RECORDS FOR THIS EXERCISE -
# # # # #

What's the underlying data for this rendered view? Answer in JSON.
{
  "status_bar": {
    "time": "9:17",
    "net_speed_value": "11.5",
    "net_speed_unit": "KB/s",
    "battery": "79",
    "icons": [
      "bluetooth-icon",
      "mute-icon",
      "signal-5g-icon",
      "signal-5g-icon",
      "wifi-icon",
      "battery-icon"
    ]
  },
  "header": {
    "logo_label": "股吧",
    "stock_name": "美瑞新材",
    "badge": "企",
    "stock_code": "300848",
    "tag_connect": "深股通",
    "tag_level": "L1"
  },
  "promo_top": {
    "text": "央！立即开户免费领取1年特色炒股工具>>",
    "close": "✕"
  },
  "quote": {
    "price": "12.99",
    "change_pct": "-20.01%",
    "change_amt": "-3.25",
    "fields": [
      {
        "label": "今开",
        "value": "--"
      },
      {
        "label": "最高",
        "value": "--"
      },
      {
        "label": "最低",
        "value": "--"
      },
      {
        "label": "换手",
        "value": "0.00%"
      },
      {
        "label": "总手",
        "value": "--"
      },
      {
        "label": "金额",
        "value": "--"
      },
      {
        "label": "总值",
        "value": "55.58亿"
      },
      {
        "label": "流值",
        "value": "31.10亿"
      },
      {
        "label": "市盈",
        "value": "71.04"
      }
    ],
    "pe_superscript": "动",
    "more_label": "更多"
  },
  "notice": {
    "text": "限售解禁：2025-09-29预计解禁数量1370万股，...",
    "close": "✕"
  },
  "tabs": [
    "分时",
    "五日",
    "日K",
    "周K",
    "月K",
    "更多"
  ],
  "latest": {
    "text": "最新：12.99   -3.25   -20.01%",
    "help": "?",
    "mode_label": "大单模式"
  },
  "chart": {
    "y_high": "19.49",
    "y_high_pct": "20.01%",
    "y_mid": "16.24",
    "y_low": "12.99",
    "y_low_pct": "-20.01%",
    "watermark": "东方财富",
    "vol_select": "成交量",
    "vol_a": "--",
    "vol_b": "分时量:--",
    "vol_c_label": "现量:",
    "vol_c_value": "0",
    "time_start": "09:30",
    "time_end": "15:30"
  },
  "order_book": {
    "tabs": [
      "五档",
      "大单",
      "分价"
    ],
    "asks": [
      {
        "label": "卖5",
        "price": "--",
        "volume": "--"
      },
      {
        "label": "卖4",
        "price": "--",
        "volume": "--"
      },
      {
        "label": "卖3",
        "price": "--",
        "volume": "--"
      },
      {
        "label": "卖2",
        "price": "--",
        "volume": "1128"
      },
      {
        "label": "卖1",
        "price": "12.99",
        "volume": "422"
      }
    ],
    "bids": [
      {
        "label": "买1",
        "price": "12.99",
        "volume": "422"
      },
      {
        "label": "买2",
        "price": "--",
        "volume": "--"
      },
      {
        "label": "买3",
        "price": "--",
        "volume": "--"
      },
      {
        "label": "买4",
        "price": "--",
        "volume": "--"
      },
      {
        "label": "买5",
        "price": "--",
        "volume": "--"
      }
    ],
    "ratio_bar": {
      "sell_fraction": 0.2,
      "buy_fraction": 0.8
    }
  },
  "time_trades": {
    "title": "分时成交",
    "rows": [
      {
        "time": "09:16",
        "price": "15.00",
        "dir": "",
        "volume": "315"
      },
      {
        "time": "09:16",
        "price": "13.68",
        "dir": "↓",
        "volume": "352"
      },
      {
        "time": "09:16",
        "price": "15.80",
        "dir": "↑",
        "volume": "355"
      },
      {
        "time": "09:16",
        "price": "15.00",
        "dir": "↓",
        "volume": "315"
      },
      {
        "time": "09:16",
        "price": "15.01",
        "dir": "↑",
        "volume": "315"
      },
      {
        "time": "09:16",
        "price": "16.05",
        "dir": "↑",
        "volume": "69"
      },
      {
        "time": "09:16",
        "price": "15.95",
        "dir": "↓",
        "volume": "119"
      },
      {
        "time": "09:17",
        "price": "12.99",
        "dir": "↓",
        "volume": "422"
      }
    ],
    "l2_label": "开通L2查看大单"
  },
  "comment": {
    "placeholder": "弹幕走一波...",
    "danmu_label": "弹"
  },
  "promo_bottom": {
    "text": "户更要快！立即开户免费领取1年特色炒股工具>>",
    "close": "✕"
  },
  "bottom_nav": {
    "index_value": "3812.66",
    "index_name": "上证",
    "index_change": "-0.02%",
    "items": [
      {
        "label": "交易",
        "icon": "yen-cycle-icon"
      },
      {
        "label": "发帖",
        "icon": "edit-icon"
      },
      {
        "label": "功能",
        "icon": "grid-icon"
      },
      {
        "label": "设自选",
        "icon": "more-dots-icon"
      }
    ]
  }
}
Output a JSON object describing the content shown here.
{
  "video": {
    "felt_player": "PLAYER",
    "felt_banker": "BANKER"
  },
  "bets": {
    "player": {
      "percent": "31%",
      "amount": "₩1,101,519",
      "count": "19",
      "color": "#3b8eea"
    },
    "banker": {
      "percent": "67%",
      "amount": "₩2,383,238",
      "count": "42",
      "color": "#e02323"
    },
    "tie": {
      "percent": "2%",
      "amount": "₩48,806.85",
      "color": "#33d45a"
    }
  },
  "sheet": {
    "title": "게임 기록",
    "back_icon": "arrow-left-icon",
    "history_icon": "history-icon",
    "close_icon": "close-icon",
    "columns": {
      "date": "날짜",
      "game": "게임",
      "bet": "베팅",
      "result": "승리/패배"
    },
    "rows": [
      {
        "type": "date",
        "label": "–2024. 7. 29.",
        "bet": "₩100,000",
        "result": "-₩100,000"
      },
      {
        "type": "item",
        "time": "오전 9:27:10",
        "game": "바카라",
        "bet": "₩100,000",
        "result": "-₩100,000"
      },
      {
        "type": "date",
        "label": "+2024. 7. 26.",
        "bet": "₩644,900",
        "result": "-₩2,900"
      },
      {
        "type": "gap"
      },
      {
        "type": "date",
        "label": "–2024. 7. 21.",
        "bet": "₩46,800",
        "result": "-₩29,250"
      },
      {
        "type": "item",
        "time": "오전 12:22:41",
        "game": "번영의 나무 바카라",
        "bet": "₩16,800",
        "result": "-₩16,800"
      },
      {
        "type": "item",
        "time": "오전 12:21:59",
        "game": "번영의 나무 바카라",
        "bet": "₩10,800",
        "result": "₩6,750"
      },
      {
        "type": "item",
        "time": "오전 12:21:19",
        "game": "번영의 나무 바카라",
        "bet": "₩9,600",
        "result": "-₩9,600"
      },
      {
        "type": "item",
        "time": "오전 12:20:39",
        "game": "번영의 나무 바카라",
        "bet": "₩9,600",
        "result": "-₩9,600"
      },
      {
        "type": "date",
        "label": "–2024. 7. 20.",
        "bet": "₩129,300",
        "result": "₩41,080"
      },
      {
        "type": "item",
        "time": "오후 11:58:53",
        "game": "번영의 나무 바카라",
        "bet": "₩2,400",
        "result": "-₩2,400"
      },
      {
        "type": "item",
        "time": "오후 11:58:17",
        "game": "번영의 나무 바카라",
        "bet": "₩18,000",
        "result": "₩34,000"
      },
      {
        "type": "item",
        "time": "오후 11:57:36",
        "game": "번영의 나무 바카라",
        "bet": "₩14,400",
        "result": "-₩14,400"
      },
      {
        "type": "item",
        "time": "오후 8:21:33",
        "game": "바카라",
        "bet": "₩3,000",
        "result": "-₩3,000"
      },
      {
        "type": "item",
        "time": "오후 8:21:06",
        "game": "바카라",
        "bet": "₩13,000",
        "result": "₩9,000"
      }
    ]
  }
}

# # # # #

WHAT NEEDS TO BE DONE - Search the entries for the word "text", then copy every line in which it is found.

FINAL ANSWER -
    "text": "央！立即开户免费领取1年特色炒股工具>>",
    "text": "限售解禁：2025-09-29预计解禁数量1370万股，...",
    "text": "最新：12.99   -3.25   -20.01%",
    "text": "户更要快！立即开户免费领取1年特色炒股工具>>",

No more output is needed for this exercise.